Author: E.E. Kimberly

The torque of a squirrel-cage motor is produced by the mutual reaction of the main rotating field and the rotor field which is produced by the rotor currents. The rotor bars and the end rings are both resistive and inductive, and therefore the bar currents lag the induced electromotive forces which produce them. When the motor is at standstill, the frequency of the rotor currents is the same as that of the stator current. Between standstill and synchronous speed the rotor-current frequency is proportional to the slip. Therefore, the rotor reactance is


in which s is the slip in per cent of synchronous speed, and this reactance varies in proportion to the slip.

It may be showN3 that the maximum torque is developed in a rotor when the rotor reactance is approximately equal to the rotor resistance. If a motor be designed so that the rotor resistance and reactance are equal at standstill, the maximum torque will occur at standstill and the speed-torque curve will be similar to curve (a) of Fig. 18-9.

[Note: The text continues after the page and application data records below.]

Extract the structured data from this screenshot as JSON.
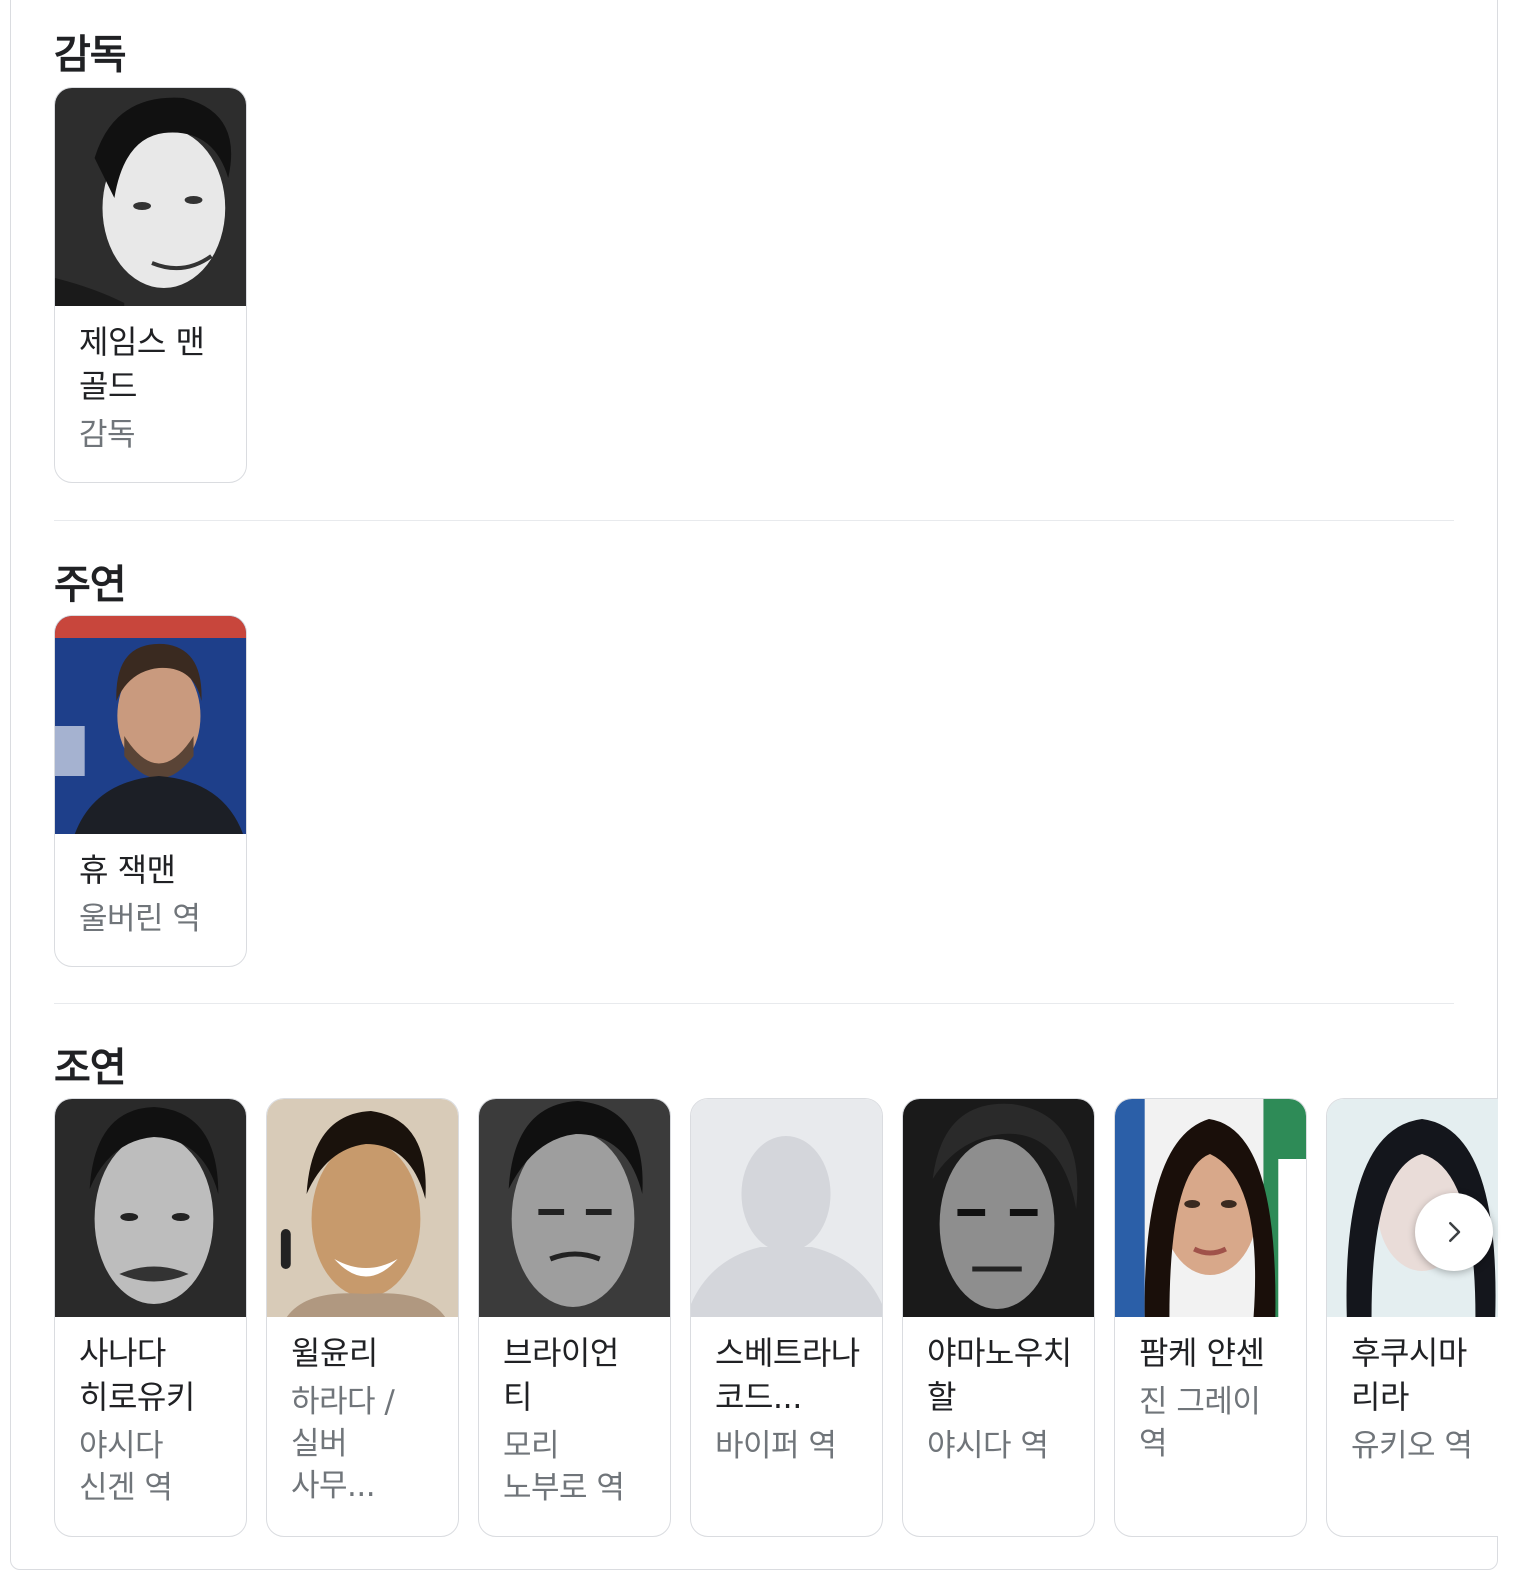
{
  "sections": {
    "director": {
      "title": "감독",
      "cards": [
        {
          "name": "제임스 맨 골드",
          "role": "감독",
          "photo": "director-portrait"
        }
      ]
    },
    "main_cast": {
      "title": "주연",
      "cards": [
        {
          "name": "휴 잭맨",
          "role": "울버린 역",
          "photo": "actor-portrait"
        }
      ]
    },
    "supporting_cast": {
      "title": "조연",
      "cards": [
        {
          "name": "사나다 히로유키",
          "role": "야시다 신겐 역",
          "photo": "actor-portrait"
        },
        {
          "name": "윌윤리",
          "role": "하라다 /실버 사무...",
          "photo": "actor-portrait"
        },
        {
          "name": "브라이언 티",
          "role": "모리 노부로 역",
          "photo": "actor-portrait"
        },
        {
          "name": "스베트라나 코드...",
          "role": "바이퍼 역",
          "photo": "placeholder-person-icon"
        },
        {
          "name": "야마노우치 할",
          "role": "야시다 역",
          "photo": "actor-portrait"
        },
        {
          "name": "팜케 얀센",
          "role": "진 그레이 역",
          "photo": "actor-portrait"
        },
        {
          "name": "후쿠시마 리라",
          "role": "유키오 역",
          "photo": "actor-portrait"
        }
      ]
    }
  },
  "carousel": {
    "next_icon": "chevron-right-icon"
  }
}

If the rotor resistance be made somewhat less, but the inductance be kept as before, the resistance and reactance will become equal at some speed other than zero and the maximum torque will occur at that speed, as indicated in Fig. 18-9 by curve (b). If then the resistance be still further reduced as far as practicable, a characteristic curve similar to curve (c) may be obtained. It is significant that the maximum values of curves (a), (b), and (c) are all equal] and that the change in rotor resistance produces only a change in the speed at which the maximum torque occurs, and also a change in torque at standstill or starting torque. This phenomenon is of great industrial importance in adapting motor characteristics to special applications.

Fig. 18-9. Induction Motor Characteristic Speed-Torque Curves

Last Update: 2010-10-05